Artist Jack Coates started off the year with an exhibition of new architectural drawings made on paper and canvas. The latter, being a medium not traditionally associated with drawing practice and one which provoked a degree of self-analysis and enquiry for the artist.
Comparing earlier drawings with later work produced specifically for this exhibition, there is a clear transition Jack has made from very tight, controlled and almost precise works to ones which are more fluid, gestural and expressive. This development parallels Jack’s own progression working from photographs to drawing from his sketches made in locations across Newcastle, thus taking his drawing practice back to line and shade rather than colour and focusing on what interests his eye.
Jack trained as a draughtsman at Liverpool College of Art in the 60’s and spent over 30 years teaching Art & Design in high schools.

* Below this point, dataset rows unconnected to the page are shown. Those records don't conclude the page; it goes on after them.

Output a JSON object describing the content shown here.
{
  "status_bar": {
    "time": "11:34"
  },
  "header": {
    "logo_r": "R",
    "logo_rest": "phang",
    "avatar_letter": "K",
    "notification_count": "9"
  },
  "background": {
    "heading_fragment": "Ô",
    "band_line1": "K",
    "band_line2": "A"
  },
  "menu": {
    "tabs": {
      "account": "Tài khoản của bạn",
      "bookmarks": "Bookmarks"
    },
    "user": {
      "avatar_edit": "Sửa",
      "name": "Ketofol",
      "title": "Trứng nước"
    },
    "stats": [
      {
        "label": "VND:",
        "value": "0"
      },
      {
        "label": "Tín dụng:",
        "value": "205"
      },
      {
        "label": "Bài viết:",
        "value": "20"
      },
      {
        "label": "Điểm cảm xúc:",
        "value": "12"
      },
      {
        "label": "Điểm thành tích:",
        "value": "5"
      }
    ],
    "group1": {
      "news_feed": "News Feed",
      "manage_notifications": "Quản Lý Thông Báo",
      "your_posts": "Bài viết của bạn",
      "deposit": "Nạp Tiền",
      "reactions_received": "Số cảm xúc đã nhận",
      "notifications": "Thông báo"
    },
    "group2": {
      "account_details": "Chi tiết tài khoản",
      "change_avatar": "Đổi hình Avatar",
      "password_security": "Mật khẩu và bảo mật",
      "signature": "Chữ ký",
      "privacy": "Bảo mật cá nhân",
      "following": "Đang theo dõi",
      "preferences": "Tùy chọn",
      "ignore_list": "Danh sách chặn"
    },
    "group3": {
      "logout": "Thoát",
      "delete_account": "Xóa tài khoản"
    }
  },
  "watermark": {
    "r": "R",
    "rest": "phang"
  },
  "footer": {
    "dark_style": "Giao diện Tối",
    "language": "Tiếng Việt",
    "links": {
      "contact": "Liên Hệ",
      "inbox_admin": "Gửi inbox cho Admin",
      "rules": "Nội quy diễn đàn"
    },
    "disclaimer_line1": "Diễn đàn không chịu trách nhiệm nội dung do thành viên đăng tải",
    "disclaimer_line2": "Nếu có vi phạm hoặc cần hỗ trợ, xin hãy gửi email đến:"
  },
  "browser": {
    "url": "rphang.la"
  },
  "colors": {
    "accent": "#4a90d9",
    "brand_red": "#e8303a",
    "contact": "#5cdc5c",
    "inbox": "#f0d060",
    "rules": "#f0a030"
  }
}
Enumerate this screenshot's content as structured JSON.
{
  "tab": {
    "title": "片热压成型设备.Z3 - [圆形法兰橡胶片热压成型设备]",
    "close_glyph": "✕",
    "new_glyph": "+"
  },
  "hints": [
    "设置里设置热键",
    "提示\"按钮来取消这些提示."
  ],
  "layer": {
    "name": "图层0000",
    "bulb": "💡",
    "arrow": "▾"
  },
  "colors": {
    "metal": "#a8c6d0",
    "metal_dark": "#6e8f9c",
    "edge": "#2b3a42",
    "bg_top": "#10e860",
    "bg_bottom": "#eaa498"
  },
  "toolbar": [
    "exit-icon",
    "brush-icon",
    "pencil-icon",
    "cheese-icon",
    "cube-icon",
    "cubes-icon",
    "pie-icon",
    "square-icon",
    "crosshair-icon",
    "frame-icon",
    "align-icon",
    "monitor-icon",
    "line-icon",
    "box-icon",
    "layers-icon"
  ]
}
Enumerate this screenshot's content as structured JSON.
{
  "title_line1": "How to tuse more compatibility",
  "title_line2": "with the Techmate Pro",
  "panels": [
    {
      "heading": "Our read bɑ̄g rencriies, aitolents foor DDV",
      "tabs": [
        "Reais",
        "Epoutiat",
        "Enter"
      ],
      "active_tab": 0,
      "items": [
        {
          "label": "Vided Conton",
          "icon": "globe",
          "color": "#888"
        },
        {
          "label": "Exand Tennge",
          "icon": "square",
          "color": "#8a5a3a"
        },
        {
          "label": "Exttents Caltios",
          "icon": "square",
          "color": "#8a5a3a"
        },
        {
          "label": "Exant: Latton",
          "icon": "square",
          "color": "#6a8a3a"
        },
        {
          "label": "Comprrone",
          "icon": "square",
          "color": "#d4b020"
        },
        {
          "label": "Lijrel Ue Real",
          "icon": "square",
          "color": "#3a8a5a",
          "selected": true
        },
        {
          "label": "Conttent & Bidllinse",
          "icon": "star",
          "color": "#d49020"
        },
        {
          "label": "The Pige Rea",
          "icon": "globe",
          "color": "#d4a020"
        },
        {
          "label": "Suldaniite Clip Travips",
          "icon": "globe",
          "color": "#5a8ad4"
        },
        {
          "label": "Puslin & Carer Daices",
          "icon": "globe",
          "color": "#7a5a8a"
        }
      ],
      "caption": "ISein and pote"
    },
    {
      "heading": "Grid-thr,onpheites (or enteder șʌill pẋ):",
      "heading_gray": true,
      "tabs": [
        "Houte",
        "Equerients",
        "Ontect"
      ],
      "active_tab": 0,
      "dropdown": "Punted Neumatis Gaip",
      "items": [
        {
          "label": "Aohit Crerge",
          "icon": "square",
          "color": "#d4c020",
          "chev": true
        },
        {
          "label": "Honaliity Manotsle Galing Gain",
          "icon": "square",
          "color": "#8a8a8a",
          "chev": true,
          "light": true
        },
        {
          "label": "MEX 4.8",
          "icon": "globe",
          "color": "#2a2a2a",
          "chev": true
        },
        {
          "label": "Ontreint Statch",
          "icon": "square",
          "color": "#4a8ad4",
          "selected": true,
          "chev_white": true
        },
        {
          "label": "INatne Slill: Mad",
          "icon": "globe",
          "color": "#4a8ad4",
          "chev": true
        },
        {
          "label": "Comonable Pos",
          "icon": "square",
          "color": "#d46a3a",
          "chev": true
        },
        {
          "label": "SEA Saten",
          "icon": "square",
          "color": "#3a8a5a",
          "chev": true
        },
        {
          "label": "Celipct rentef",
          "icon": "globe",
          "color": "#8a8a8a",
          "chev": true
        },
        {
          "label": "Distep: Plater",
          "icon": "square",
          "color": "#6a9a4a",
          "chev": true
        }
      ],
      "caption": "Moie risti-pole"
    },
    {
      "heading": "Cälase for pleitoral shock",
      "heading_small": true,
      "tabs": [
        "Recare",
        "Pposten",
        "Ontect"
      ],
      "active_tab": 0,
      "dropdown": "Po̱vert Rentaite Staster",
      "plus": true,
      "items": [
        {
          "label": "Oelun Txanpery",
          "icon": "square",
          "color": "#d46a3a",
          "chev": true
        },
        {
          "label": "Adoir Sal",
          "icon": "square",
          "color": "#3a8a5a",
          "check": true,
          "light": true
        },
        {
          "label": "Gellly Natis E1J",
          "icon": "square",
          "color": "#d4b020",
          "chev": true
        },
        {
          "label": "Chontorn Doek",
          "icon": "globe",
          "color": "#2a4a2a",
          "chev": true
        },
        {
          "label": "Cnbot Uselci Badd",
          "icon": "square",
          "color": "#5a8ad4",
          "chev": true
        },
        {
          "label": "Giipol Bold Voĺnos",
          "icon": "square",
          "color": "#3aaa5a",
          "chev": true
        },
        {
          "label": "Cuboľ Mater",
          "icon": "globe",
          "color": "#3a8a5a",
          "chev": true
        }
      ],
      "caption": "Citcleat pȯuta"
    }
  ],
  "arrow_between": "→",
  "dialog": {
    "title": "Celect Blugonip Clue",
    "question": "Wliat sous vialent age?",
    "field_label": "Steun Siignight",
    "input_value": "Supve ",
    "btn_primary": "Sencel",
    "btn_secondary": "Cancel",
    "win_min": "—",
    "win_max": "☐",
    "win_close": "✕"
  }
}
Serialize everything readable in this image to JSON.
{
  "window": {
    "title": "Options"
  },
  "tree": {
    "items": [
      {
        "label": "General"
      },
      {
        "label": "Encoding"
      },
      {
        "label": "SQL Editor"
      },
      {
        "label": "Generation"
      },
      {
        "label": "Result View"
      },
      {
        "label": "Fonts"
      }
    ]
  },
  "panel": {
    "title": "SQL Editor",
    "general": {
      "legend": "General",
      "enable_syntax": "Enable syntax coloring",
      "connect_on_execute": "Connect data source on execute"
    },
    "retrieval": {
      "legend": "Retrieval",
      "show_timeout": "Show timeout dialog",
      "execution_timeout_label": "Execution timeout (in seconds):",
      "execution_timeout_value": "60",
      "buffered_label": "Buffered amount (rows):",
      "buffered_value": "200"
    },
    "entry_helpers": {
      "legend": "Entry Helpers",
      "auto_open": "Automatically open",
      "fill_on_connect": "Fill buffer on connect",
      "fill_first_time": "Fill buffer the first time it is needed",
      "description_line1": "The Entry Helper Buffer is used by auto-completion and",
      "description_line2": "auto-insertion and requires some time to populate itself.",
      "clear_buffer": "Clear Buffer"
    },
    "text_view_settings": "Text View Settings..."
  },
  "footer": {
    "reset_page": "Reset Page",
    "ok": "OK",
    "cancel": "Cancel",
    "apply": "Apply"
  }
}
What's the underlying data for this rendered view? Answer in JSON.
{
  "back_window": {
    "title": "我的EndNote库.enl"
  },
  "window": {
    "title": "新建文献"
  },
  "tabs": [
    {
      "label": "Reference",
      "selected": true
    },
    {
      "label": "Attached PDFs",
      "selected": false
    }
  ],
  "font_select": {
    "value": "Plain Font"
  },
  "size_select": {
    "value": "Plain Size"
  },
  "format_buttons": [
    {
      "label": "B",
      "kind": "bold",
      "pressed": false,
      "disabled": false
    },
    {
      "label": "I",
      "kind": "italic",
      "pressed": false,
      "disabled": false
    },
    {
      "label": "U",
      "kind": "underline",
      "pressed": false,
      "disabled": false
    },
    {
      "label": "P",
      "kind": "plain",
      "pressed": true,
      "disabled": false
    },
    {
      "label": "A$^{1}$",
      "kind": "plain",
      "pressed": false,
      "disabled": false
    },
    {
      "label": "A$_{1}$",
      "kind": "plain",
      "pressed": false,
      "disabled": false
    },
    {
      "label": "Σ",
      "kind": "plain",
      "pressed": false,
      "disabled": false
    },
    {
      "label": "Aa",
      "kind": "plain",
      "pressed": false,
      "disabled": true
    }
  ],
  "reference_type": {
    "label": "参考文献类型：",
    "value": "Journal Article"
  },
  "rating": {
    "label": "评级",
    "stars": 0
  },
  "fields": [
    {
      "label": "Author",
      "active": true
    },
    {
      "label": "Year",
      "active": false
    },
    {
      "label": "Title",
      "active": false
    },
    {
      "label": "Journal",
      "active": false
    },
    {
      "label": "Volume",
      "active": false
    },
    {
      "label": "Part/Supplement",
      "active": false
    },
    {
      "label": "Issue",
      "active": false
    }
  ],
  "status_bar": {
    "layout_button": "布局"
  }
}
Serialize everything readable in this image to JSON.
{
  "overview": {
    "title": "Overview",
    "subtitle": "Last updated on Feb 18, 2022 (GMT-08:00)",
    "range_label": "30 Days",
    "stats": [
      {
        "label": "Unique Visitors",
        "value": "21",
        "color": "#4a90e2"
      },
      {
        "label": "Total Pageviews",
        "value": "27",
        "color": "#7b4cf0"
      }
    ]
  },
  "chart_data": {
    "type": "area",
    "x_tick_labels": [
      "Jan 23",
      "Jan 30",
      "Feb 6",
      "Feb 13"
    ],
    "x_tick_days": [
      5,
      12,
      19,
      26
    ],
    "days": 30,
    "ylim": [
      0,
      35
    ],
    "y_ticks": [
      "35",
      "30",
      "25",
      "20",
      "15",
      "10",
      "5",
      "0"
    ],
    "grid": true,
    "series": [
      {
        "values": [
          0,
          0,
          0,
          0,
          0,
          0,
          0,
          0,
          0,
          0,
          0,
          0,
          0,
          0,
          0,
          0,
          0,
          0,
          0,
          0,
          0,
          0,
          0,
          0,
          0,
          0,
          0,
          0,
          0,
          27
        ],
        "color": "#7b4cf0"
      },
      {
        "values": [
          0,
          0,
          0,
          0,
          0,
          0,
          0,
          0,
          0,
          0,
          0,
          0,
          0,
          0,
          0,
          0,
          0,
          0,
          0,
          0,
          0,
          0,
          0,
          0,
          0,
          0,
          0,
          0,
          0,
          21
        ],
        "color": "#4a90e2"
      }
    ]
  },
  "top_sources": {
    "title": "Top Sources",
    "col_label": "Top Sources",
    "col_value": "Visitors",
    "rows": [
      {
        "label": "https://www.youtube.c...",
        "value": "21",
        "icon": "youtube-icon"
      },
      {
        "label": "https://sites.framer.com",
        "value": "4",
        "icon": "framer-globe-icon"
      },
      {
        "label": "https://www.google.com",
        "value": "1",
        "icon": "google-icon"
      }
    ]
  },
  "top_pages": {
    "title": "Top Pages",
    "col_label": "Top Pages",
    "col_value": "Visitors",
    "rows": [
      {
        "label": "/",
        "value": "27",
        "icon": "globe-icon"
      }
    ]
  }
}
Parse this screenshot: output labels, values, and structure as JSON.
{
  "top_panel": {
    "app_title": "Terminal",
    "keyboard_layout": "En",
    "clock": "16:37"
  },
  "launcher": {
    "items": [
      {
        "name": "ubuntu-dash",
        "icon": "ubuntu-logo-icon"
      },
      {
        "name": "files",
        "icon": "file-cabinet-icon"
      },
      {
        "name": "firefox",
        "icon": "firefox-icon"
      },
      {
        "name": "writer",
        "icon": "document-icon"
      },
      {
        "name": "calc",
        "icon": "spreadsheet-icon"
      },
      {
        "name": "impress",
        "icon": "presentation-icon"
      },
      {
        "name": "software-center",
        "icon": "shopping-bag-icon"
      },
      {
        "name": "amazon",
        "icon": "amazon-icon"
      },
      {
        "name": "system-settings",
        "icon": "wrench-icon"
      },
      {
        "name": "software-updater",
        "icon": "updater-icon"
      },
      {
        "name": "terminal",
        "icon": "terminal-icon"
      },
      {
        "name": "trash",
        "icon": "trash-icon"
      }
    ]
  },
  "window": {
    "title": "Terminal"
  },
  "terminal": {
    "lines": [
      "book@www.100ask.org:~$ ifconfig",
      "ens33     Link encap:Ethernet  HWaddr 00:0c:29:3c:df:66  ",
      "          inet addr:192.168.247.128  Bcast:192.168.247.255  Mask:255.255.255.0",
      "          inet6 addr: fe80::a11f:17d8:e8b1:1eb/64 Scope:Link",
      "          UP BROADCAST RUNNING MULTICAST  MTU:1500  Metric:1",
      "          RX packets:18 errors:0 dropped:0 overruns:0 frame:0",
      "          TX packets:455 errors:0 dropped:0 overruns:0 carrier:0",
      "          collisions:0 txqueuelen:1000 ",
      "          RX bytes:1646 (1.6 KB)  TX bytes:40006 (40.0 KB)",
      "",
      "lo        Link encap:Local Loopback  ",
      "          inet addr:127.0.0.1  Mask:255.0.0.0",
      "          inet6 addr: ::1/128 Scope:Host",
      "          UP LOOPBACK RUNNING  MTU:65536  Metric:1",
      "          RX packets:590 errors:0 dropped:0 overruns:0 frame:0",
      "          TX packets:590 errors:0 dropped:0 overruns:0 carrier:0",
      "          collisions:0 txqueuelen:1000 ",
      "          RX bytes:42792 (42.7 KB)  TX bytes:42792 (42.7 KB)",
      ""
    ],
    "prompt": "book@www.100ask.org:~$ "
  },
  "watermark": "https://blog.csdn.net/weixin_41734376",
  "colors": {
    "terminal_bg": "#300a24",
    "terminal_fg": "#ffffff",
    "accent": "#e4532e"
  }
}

Since his retirement, he has fast established a strong working practice from his studio in Newcastle. He has spent a year creating new work specifically for this exhibition branching off into areas of drawing which have presented major personal challenges, not least because he has up-scaled from working on A3 paper to 5ft canvases.
Jack’s focus has been, and continues to be, about capturing the detail of a building as you look up at it, the shape a building makes against negative space “it’s about the shape of the building against the sky as much as anything”, he explains. However, don’t expect to see a perfect blue sky in any of his drawings, as colour – for the most part – has become unnecessary within his work. What is seen, are intense marks made with charcoal or ink against more gestural and playful notations made as more spontaneous response to both his subject matter and medium.
The draughtsman in him may have loosened up and embraced the unfamiliar territory of working on a larger scale, and even allowed himself to not ‘over work’ pieces, enabling an element of chance and ‘moment’ of action to be left but in essence his acute tentative control and precise observation hasn’t left his hand entirely. So what forms, are beautifully rendered compositions that have a freshness which remains, as if the work has been made fresh for the viewer to see. For this exhibition, he also created some very large scale site specific drawings, another departure for him; working again to embrace a whole new approach to making architectural drawings.
He was invited to make a short residency in the Gallery leading up to his exhibition and start the year off by having drawings that related to the building, so the exhibition has some direct connection and relevance to the gallery itself. What was created were a series of monumental site specific life size drawings of the 150 year old Customs House building, but uniquely made from within the main Gallery space. Jack has spent time getting to know the building, working with it and understanding its structure, character and contours as he’s sketched and embraced the challenge of these impressive works.